• **Work order**
Look through the data below, tally the lines where "icon" occurs, and write the total alone.

··· Source material

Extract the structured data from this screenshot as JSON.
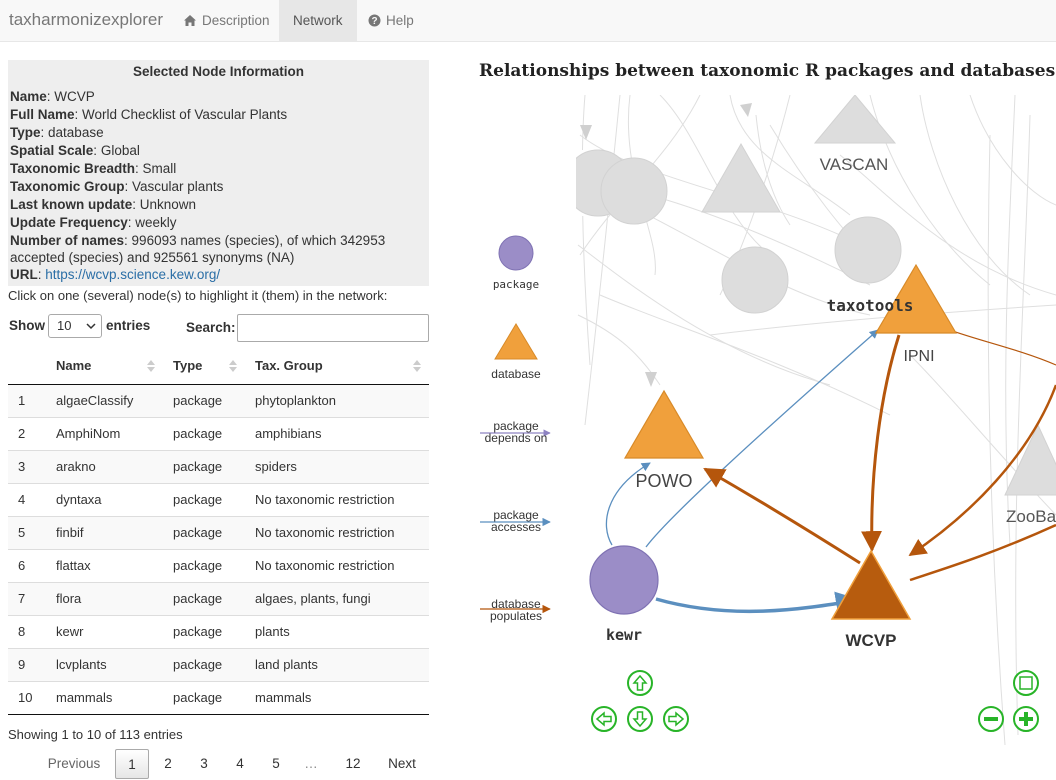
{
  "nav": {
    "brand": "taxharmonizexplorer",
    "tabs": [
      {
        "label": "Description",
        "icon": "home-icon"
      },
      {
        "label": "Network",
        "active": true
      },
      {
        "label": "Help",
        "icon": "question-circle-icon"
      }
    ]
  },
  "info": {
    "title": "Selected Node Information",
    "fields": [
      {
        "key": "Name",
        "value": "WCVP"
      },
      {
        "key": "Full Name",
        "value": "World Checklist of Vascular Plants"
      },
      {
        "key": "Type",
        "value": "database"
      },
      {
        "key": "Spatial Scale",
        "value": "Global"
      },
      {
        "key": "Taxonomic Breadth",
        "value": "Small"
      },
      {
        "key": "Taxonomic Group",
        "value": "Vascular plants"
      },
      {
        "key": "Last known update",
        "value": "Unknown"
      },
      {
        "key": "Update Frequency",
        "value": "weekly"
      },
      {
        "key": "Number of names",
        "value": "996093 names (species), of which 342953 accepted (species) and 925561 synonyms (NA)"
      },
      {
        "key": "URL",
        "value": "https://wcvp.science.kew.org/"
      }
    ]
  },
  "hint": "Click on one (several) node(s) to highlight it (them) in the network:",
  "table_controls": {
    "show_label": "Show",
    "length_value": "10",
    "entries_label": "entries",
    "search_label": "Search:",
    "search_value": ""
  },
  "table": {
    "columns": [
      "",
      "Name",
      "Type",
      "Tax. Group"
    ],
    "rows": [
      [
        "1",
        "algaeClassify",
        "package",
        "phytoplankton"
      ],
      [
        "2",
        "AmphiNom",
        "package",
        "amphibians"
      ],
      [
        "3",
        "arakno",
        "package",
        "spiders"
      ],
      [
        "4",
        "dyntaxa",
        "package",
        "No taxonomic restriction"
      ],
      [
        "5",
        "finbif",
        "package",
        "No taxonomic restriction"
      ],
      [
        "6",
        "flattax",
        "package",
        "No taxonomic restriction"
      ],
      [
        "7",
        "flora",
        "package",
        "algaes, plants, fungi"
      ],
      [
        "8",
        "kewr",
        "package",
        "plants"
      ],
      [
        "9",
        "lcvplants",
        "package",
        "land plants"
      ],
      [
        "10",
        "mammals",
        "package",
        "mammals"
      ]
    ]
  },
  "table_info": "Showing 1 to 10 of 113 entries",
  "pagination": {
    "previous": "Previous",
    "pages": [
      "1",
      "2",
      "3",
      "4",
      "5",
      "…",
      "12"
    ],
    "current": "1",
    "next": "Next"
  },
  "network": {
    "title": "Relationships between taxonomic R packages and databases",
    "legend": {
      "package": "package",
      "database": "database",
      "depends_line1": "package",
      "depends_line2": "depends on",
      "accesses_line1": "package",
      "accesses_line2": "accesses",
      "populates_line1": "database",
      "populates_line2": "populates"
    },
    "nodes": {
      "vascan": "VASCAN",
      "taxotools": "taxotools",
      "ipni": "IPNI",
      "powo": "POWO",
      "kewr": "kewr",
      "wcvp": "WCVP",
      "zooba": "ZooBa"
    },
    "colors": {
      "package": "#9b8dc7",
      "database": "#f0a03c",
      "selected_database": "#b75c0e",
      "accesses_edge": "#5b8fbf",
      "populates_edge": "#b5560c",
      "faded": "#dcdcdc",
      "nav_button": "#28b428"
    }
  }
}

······

• **Response to the task**
2